What lines of the data hold the string "JSON"? Copy them all.

════════

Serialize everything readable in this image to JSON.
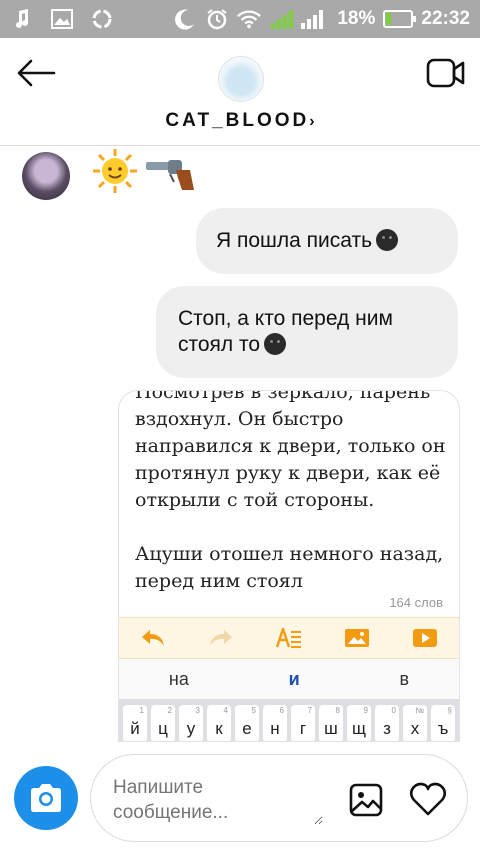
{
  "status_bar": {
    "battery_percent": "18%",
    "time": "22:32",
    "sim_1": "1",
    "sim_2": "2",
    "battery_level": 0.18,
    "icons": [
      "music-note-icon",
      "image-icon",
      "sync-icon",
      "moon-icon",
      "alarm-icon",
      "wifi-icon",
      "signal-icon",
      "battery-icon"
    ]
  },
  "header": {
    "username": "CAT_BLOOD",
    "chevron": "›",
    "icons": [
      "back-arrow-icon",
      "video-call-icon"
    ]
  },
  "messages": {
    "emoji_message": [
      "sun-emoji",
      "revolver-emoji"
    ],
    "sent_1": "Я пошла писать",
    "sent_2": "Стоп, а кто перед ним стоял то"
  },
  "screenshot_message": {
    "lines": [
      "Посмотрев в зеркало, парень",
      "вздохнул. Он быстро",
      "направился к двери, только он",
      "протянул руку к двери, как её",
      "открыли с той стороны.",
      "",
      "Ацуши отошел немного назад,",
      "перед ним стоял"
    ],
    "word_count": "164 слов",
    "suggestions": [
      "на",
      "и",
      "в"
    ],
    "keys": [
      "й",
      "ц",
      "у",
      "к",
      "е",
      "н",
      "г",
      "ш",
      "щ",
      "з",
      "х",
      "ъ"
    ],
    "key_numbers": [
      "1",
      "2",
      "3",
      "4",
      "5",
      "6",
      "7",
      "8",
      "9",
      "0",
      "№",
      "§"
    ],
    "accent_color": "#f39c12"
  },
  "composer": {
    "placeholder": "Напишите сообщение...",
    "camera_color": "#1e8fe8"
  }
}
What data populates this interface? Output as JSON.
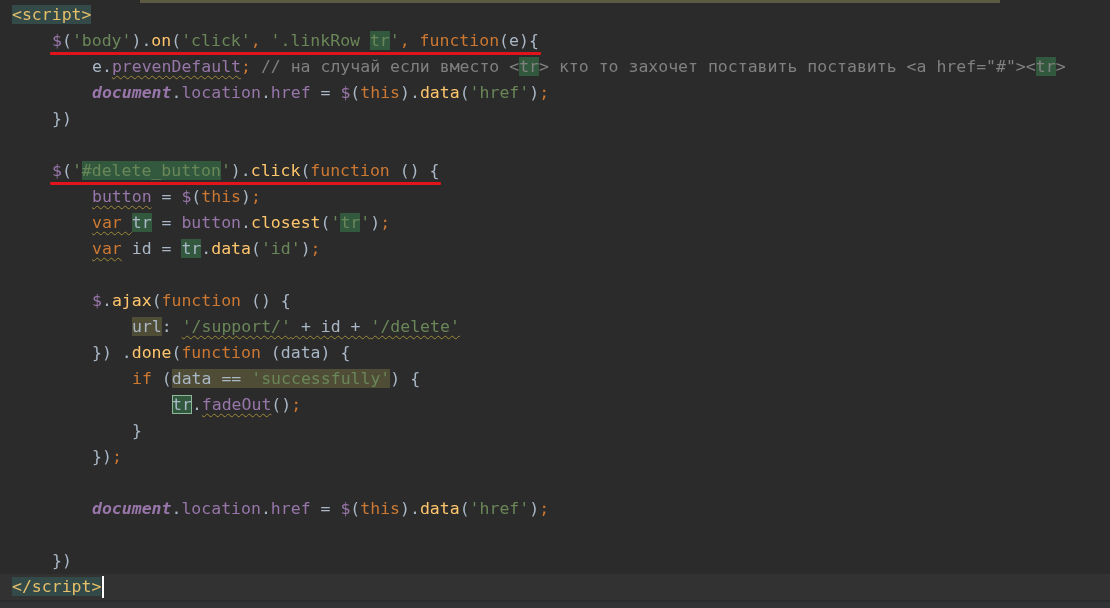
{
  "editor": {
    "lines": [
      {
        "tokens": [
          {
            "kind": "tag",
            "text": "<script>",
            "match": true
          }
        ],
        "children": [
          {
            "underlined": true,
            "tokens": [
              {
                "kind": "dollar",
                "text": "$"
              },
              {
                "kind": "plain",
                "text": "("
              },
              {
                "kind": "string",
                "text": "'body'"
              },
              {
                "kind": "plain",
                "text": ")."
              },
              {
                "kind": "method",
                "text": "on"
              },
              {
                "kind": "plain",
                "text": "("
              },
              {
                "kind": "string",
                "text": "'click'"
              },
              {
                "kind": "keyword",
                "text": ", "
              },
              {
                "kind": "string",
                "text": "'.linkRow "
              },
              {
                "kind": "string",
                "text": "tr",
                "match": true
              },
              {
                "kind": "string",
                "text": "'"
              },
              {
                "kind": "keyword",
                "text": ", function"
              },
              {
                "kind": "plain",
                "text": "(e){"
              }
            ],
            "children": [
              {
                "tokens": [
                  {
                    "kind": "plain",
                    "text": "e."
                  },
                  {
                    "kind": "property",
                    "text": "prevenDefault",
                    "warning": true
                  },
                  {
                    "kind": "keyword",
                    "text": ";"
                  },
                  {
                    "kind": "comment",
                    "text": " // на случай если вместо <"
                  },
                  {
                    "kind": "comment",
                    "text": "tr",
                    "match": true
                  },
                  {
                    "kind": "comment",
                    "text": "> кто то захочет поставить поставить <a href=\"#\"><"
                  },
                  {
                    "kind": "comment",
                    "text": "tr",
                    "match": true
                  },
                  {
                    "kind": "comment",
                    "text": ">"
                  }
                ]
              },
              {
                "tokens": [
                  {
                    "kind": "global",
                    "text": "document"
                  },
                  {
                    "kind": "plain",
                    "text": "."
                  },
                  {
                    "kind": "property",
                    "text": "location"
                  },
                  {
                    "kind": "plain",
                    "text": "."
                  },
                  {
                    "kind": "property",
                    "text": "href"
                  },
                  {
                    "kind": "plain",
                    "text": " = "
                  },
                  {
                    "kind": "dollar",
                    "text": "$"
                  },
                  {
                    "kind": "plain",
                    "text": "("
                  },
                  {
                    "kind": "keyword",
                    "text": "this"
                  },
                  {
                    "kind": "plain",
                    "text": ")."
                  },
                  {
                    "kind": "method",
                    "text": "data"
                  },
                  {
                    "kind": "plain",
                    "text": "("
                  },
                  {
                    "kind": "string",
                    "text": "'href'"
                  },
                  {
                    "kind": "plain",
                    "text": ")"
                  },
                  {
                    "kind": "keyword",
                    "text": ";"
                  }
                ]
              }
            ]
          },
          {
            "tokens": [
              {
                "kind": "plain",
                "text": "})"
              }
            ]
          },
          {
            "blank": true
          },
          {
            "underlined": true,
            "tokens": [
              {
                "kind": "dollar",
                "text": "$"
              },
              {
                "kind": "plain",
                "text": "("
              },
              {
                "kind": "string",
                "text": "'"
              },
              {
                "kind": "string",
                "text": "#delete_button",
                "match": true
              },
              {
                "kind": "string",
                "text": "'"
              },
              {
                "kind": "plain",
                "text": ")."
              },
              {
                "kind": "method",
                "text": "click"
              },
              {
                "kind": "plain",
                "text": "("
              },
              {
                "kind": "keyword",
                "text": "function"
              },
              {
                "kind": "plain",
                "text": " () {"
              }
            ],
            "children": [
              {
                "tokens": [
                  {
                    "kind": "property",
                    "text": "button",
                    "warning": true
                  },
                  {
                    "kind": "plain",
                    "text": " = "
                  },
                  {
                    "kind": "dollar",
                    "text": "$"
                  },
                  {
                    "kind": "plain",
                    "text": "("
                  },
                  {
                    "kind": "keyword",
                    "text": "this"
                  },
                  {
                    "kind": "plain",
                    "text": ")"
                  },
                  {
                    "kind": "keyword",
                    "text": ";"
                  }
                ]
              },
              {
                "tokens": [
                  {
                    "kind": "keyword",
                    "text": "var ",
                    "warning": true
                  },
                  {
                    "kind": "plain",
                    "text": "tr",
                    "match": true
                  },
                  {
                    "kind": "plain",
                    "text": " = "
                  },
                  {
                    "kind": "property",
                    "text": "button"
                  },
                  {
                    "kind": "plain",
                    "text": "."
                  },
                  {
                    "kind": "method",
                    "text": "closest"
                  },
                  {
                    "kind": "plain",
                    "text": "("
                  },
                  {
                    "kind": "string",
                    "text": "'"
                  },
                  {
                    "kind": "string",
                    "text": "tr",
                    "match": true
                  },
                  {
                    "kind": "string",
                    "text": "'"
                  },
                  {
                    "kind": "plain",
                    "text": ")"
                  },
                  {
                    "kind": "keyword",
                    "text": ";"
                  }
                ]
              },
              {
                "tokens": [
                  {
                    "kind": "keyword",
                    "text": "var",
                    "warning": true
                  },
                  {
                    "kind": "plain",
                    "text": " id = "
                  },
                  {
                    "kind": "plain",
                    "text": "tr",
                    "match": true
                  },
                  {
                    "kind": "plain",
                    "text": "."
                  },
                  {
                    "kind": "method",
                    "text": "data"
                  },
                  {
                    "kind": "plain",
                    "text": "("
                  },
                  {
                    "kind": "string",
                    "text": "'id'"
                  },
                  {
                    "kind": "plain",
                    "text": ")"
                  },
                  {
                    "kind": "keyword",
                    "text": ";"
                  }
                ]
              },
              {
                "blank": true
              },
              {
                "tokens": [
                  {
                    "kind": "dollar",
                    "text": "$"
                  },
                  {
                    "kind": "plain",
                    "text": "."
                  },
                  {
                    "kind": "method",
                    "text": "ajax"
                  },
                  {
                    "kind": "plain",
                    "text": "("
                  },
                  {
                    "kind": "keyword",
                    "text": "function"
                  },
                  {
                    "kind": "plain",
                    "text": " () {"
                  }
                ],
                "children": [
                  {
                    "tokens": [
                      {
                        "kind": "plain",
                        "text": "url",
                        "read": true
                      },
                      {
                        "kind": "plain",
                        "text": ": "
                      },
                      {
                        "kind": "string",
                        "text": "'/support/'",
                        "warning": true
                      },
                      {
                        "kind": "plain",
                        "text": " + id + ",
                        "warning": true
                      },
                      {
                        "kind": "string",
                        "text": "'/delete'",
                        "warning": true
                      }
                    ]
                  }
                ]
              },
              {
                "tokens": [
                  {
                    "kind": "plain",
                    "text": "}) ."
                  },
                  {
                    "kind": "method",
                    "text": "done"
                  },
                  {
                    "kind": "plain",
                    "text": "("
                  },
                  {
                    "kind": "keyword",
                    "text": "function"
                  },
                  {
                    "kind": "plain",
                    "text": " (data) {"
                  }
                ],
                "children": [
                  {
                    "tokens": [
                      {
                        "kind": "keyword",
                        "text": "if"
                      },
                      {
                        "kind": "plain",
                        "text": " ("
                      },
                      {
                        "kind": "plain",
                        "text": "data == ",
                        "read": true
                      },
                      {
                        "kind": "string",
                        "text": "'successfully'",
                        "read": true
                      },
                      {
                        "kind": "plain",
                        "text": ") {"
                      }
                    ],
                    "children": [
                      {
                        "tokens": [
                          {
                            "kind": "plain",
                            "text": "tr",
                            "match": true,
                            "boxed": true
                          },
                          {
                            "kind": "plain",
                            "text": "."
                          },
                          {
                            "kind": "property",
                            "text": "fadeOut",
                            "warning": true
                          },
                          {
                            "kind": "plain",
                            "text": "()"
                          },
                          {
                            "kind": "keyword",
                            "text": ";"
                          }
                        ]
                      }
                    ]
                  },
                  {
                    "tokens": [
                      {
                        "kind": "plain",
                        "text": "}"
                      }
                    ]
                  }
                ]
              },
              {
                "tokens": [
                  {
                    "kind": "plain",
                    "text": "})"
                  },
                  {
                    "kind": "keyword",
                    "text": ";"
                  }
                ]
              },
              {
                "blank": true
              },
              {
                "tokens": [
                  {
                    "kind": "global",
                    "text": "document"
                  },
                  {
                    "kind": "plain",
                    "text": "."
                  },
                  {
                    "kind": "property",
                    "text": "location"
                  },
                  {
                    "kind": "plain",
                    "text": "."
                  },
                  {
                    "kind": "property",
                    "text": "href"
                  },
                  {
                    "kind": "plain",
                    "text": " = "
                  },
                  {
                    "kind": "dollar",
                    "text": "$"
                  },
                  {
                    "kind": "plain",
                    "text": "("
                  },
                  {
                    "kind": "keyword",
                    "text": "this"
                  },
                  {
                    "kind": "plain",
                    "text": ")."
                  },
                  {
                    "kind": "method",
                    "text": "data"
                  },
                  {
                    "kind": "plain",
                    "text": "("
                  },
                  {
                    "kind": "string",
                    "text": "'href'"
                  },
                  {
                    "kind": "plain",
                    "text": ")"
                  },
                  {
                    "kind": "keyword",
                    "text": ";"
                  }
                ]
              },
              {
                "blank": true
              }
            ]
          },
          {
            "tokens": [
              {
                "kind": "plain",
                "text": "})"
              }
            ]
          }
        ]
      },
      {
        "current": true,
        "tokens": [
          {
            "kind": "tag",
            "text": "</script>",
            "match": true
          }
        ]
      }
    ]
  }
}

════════

- SOLUTION TO THIS TASK:
Serialize everything readable in this image to JSON.
What data populates this interface? Output as JSON.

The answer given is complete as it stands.